Back in the 1940, an Australian did some trials on wheat gas producer for vehicles. Got good results, by all accounts the whole operation was much cleaner and the calorific value of the wheat was quite high. Does anyone have details on how the control of the wheat flow to the burner was done. I understand one of the options he was experimenting with, was control by the exhaust flow. I have a 1933 Mathis U6F Lorry that was converted some time in the last War to run on Peat. Peat is not easy to obtain where I am. however spoiled wheat ism at a very reasonable price. So keeping the Lorry running on producer gas but changing the fuel to Wheat, would be a good option and keep her a bit different. Any info would be good. Thanks.
Larry Winiarsky has some good ideas on low-tech “feeding”.
I tried gasifying corn, it all welded together into a big hard clinker. Make sure whatever fuel you want to use does not do this as everything stops working when it happens. Tons of water in it too even though I used dried feed corn.
I’ve heard reports of corn or wheat being burnt in a pellet stove, that system works.
Corn in a stove usually has an agitator in the burn pot to keep the corn moving and prevent it from sticking together. Not sure if wheat clinkers up or not.
What is ‘‘peat’’ like and how does a gasifier differ from one using wood? Even in chip form. What about taking bailed hay and feeding flakes off the bail into the hopper?

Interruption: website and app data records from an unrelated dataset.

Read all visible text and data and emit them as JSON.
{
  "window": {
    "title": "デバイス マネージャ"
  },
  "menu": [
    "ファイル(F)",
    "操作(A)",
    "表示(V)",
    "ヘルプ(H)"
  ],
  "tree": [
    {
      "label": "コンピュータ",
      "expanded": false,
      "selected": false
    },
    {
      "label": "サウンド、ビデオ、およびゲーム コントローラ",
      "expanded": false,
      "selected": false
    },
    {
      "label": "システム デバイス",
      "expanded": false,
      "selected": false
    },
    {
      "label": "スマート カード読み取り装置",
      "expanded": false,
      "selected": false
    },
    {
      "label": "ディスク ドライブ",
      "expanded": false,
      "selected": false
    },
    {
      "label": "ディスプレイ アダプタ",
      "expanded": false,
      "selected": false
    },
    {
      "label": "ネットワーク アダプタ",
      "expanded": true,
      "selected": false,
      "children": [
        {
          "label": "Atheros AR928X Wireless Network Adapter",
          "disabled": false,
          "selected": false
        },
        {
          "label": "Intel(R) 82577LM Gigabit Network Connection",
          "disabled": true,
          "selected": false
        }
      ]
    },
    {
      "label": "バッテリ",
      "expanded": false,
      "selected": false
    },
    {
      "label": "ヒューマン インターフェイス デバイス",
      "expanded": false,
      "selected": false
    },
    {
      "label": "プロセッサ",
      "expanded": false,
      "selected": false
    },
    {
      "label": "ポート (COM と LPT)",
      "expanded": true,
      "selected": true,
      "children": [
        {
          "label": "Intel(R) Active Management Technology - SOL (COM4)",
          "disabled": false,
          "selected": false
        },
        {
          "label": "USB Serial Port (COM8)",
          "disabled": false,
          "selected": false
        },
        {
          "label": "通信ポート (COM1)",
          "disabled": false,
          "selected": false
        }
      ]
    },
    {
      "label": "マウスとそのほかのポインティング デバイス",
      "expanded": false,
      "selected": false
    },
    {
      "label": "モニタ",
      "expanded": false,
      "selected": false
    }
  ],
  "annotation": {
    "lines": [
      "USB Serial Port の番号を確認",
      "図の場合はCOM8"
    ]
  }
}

Tomc
Good questain maybe it can be pellitized. And then fed in at a controled emount after drying.I gess wood pellots are made with dry saw dust.
Thanks Don. Learn something new every day.
Thanks, Don. It’s like I suspected,mostly mud. 80% water. We might call it ‘’ muck ‘’ here. I have heard of marshes that were ditched around the perifery , and used as farm fields, catching fire and burning under ground for weeks. No way to put the fire out. I don’t think the sun is hot enough to dry that ‘‘pete’’ in Ireland n Will is going to do a lot of research to get his Lori running on anything except petrol. Tomc
Real educating vidio, no smart phone and lots of elbows. I never new what pete moss was.
It boggles the mind a bit, but they do manage to dry the peat quite adequately for burning. The equilibrium moisture content may be high there, but it’s within the parameters of other materials used for gasification.